NASHVILLE, Tenn. (CN) — Attorneys for 27 inmates on death row told the Tennessee Supreme Court on Wednesday there are better, and constitutional, ways to kill their clients than the three-drug lethal-injection protocol the state has adopted.
Federal public defenders Kelley Henry and Dana Hansen Chavis told the five-judge panel that the trial court disregarded two alternative methods of execution and erred when it let stand Tennessee’s lethal injection protocol that uses midazolam as the first injection.
Henry said she presented “unassailable science” that midazolam left inmates suffering capital punishment without sufficient pain relief: able to feel the effects of the next two drugs, as if being burned or buried alive.
“If the Eighth Amendment means anything, then the court will rule in favor of the plaintiffs,” Henry said, concluding the oral arguments that lasted 45 minutes per side.
Six other states besides Tennessee use midazolam in their lethal injection protocols, according to the Death Penalty Information Center.
Thirty-three Tennessee inmates sued Tennessee Commissioner of Corrections Tony Parker in February, after the state adopted a new lethal injection protocol using midazolam for pain relief, vecuronium bromide to induce paralysis and potassium chloride to stop the heart.
The inmates said the protocol violates the Tennessee Constitution and the Eight Amendment prohibition of cruel and unusual punishment.
But Chancellor Ellen Hobbs Lyle dismissed the suit with prejudice, saying the inmates failed to provide a viable alternative to the three-drug protocol.
Tennessee actually has two lethal-injection protocols, but the one-injection method uses pentobarbital, which the state says it cannot obtain. Several drug companies have refused to provide states with drugs to be used in capital punishment.
When the inmates appealed to the Tennessee Court of Appeals at the end of July, the state asked the Tennessee Supreme Court to reach down and take up the case because the state has an interest in carrying out executions swiftly.
The court agreed, and set an expedited briefing schedule.
In the meantime, the state executed one of the plaintiffs in the case, Billy Ray Irick, on Aug. 9, using the three-drug protocol. Though the U.S. Supreme Court denied Irick’s appeal, Associate Justice Sonia Sotomayor issued a dissent.
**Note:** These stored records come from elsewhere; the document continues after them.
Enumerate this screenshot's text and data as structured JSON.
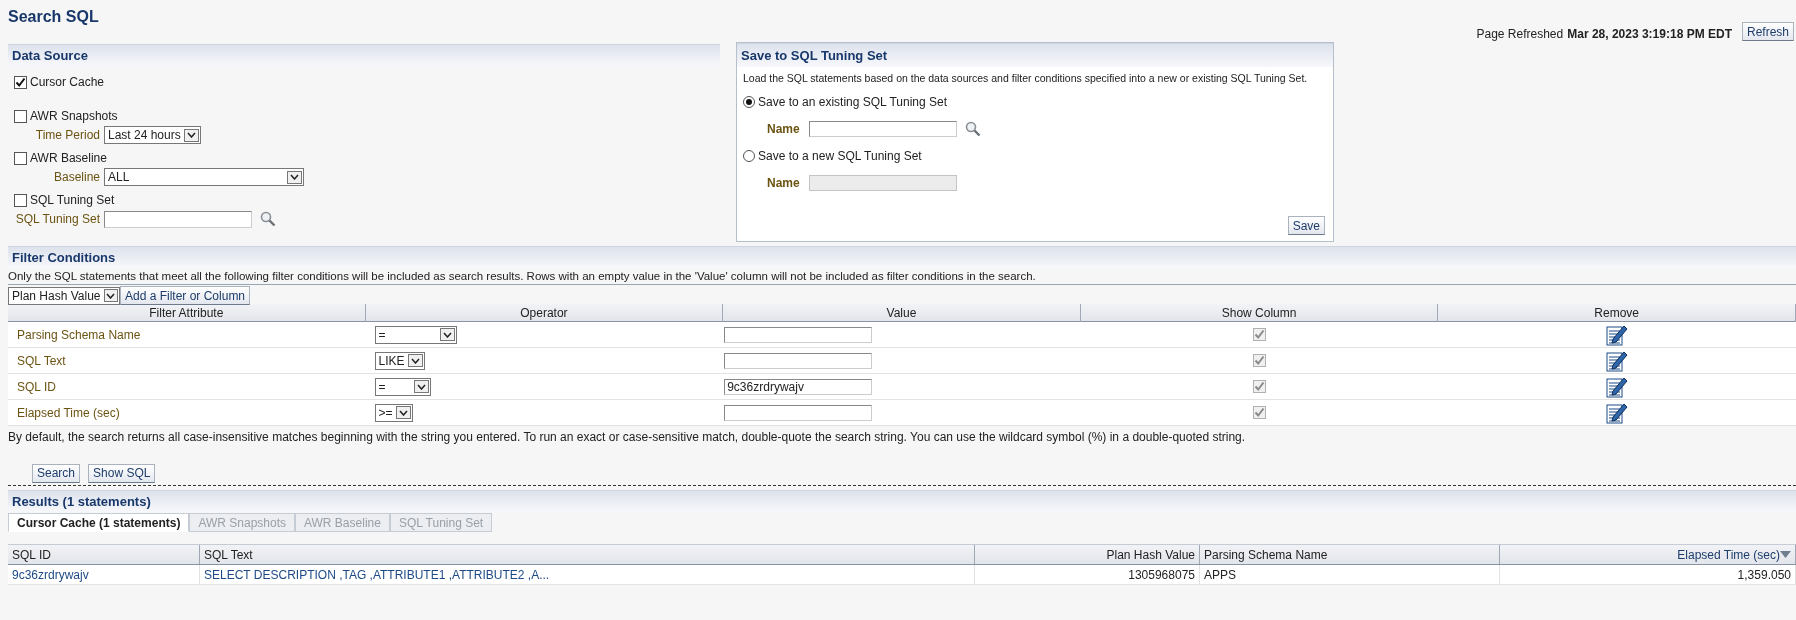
{
  "title": "Search SQL",
  "page_refreshed": {
    "label": "Page Refreshed",
    "value": "Mar 28, 2023 3:19:18 PM EDT",
    "button": "Refresh"
  },
  "data_source": {
    "heading": "Data Source",
    "sources": [
      {
        "label": "Cursor Cache",
        "checked": true
      },
      {
        "label": "AWR Snapshots",
        "checked": false,
        "field": {
          "kind": "select",
          "label": "Time Period",
          "value": "Last 24 hours"
        }
      },
      {
        "label": "AWR Baseline",
        "checked": false,
        "field": {
          "kind": "select",
          "label": "Baseline",
          "value": "ALL"
        }
      },
      {
        "label": "SQL Tuning Set",
        "checked": false,
        "field": {
          "kind": "lookup",
          "label": "SQL Tuning Set"
        }
      }
    ]
  },
  "save_panel": {
    "heading": "Save to SQL Tuning Set",
    "description": "Load the SQL statements based on the data sources and filter conditions specified into a new or existing SQL Tuning Set.",
    "options": [
      {
        "label": "Save to an existing SQL Tuning Set",
        "selected": true,
        "field_label": "Name",
        "disabled": false
      },
      {
        "label": "Save to a new SQL Tuning Set",
        "selected": false,
        "field_label": "Name",
        "disabled": true
      }
    ],
    "save_button": "Save"
  },
  "filter": {
    "heading": "Filter Conditions",
    "description": "Only the SQL statements that meet all the following filter conditions will be included as search results. Rows with an empty value in the 'Value' column will not be included as filter conditions in the search.",
    "add_select": "Plan Hash Value",
    "add_button": "Add a Filter or Column",
    "columns": [
      "Filter Attribute",
      "Operator",
      "Value",
      "Show Column",
      "Remove"
    ],
    "rows": [
      {
        "attribute": "Parsing Schema Name",
        "operator": "=",
        "value": "",
        "show_column": true
      },
      {
        "attribute": "SQL Text",
        "operator": "LIKE",
        "value": "",
        "show_column": true
      },
      {
        "attribute": "SQL ID",
        "operator": "=",
        "value": "9c36zrdrywajv",
        "show_column": true
      },
      {
        "attribute": "Elapsed Time (sec)",
        "operator": ">=",
        "value": "",
        "show_column": true
      }
    ],
    "note": "By default, the search returns all case-insensitive matches beginning with the string you entered. To run an exact or case-sensitive match, double-quote the search string. You can use the wildcard symbol (%) in a double-quoted string."
  },
  "buttons": [
    "Search",
    "Show SQL"
  ],
  "results": {
    "heading": "Results (1 statements)",
    "tabs": [
      {
        "label": "Cursor Cache (1 statements)",
        "selected": true
      },
      {
        "label": "AWR Snapshots",
        "selected": false
      },
      {
        "label": "AWR Baseline",
        "selected": false
      },
      {
        "label": "SQL Tuning Set",
        "selected": false
      }
    ],
    "columns": [
      {
        "label": "SQL ID",
        "sorted": false
      },
      {
        "label": "SQL Text",
        "sorted": false
      },
      {
        "label": "Plan Hash Value",
        "sorted": false
      },
      {
        "label": "Parsing Schema Name",
        "sorted": false
      },
      {
        "label": "Elapsed Time (sec)",
        "sorted": true
      }
    ],
    "rows": [
      {
        "cells": [
          {
            "text": "9c36zrdrywajv",
            "link": true
          },
          {
            "text": "SELECT DESCRIPTION ,TAG ,ATTRIBUTE1 ,ATTRIBUTE2 ,A...",
            "link": true
          },
          {
            "text": "1305968075",
            "link": false
          },
          {
            "text": "APPS",
            "link": false
          },
          {
            "text": "1,359.050",
            "link": false
          }
        ]
      }
    ]
  }
}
Meanwhile, Tennessee Supreme Court Justice Sharon Lee dissented to what she called “this ‘rocket docket.’”
Attorneys Henry and Hansen Chavis said they provided Tennessee with two execution alternatives. First, the state could use pentobarbital because they presented evidence that Tennessee could acquire the drug. They said Texas and Georgia used the drug in recent executions.
The second alternative — an alternative Henry said they were not happy about — would be to use a two-drug protocol and drop vecuronium bromide from the lineup. That drug, Henry argued, caused the inmate to experience more pain.
“At least don’t make them suffer the extra three minutes,” Henry said.
Hansen Chavis said the inmates were hampered in discovery because of Tennessee’s laws mandating secrecy in how the state procures its lethal injection drugs.
Representing Tennessee, Associate Solicitor General Jennifer Smith told the court the case is immensely important — and simple to understand. She said the inmates needed to plead an alternative means of execution, and failed to do so.
“The state, bears no burden in this case that the drug [pentobarbital] is readily available,” Smith said. She said Tennessee contacted about 100 suppliers of pentobarbital but was unable to acquire it.
As for dropping vecuronium bromide from the protocol, Smith said, the Eight Amendment does not require the state to adopt an untested execution protocol, and the proposal was not apparent in the record.
Smith said the defense attorneys slid the second alternative into a 26-page trial brief and devoted one sentence to it.
And while problems can crop up with every protocol, Smith said, problems do not mean that an execution protocol is unconstitutional.
During Smith’s arguments, Justice Lee stopped her to ask several questions, such as whether the Eighth Amendment has an absolute prohibition on torture.
When Henry was at the lectern for her 10-minute rebuttal, Chief Justice Jeff Bivins asked if one sentence in a trial brief was enough to give notice.
As the clock wound down and the timepiece on Henry’s lectern stopped shining a green light and turned to yellow in the remaining minute, she asked Bivins for more time to answer questions.
But time was up.
The court had given an additional 15 minutes to each side, Bivins said.
Tennessee plans to execute Edmund Zagorski on Oct. 11.